== Data records ==

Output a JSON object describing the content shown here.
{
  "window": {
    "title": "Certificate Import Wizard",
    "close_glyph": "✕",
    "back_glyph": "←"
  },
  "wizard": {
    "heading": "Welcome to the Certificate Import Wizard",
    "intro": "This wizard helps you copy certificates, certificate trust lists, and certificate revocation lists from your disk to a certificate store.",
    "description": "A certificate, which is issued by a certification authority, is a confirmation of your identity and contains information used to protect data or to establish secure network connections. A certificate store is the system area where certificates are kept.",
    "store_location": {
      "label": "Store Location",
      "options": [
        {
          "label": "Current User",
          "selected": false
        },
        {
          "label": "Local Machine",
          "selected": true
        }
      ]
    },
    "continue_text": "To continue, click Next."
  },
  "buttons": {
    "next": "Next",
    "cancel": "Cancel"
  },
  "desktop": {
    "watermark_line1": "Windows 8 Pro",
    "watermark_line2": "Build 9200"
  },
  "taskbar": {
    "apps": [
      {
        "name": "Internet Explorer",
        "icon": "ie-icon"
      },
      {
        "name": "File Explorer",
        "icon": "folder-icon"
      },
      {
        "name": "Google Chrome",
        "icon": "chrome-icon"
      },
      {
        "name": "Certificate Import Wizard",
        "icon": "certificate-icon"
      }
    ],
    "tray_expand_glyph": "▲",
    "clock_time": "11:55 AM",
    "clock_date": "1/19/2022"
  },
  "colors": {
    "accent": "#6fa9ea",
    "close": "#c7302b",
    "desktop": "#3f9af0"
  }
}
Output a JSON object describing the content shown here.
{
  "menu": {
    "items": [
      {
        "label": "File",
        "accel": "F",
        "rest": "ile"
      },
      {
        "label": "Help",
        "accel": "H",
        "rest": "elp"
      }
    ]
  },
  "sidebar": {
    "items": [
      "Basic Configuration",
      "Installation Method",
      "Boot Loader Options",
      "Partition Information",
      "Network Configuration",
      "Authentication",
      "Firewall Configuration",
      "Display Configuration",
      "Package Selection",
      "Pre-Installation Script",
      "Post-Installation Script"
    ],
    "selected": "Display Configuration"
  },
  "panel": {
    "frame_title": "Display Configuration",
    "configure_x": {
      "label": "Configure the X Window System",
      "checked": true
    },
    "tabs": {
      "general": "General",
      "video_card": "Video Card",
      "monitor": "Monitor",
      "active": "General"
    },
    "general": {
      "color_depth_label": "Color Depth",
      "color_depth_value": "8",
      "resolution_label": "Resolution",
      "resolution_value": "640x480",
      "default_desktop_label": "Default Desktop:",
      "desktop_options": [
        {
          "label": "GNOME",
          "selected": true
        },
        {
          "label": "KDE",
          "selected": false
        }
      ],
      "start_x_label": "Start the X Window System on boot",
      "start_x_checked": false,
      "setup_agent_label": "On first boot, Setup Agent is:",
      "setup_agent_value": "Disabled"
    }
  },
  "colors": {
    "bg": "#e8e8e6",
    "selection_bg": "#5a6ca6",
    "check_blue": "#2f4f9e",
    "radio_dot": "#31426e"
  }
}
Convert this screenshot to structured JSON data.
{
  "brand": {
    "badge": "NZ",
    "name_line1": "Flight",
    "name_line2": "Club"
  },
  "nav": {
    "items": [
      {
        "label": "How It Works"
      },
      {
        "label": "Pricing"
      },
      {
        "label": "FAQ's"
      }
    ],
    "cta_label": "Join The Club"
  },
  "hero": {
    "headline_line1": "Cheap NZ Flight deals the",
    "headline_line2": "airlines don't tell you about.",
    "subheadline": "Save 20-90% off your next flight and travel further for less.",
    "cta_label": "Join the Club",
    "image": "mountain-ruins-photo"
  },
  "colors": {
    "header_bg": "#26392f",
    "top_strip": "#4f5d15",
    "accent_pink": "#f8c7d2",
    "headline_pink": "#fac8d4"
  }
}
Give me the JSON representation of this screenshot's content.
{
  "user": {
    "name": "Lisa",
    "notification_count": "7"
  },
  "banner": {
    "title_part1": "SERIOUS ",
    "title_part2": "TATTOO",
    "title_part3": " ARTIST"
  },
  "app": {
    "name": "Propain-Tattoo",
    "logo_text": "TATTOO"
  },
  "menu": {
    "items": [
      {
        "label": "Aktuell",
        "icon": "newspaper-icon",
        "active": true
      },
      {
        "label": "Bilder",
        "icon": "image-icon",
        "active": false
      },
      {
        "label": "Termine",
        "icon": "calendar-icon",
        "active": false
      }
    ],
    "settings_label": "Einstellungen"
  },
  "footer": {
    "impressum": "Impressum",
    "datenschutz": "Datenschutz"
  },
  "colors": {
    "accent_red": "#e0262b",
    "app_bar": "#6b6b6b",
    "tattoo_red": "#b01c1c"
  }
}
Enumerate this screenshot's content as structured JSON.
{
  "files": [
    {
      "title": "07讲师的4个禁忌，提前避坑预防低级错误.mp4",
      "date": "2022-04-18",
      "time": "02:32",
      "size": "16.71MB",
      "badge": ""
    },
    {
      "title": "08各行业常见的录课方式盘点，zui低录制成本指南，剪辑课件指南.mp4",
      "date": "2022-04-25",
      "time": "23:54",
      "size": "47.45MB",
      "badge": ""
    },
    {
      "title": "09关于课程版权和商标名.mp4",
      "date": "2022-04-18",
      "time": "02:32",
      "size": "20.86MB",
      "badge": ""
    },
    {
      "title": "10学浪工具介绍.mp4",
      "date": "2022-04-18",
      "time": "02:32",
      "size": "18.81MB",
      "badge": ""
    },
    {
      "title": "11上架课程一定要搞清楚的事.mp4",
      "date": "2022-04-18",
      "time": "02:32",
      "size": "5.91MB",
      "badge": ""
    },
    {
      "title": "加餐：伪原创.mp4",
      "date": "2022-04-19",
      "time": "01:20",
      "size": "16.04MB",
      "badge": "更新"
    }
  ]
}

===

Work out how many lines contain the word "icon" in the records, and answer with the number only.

7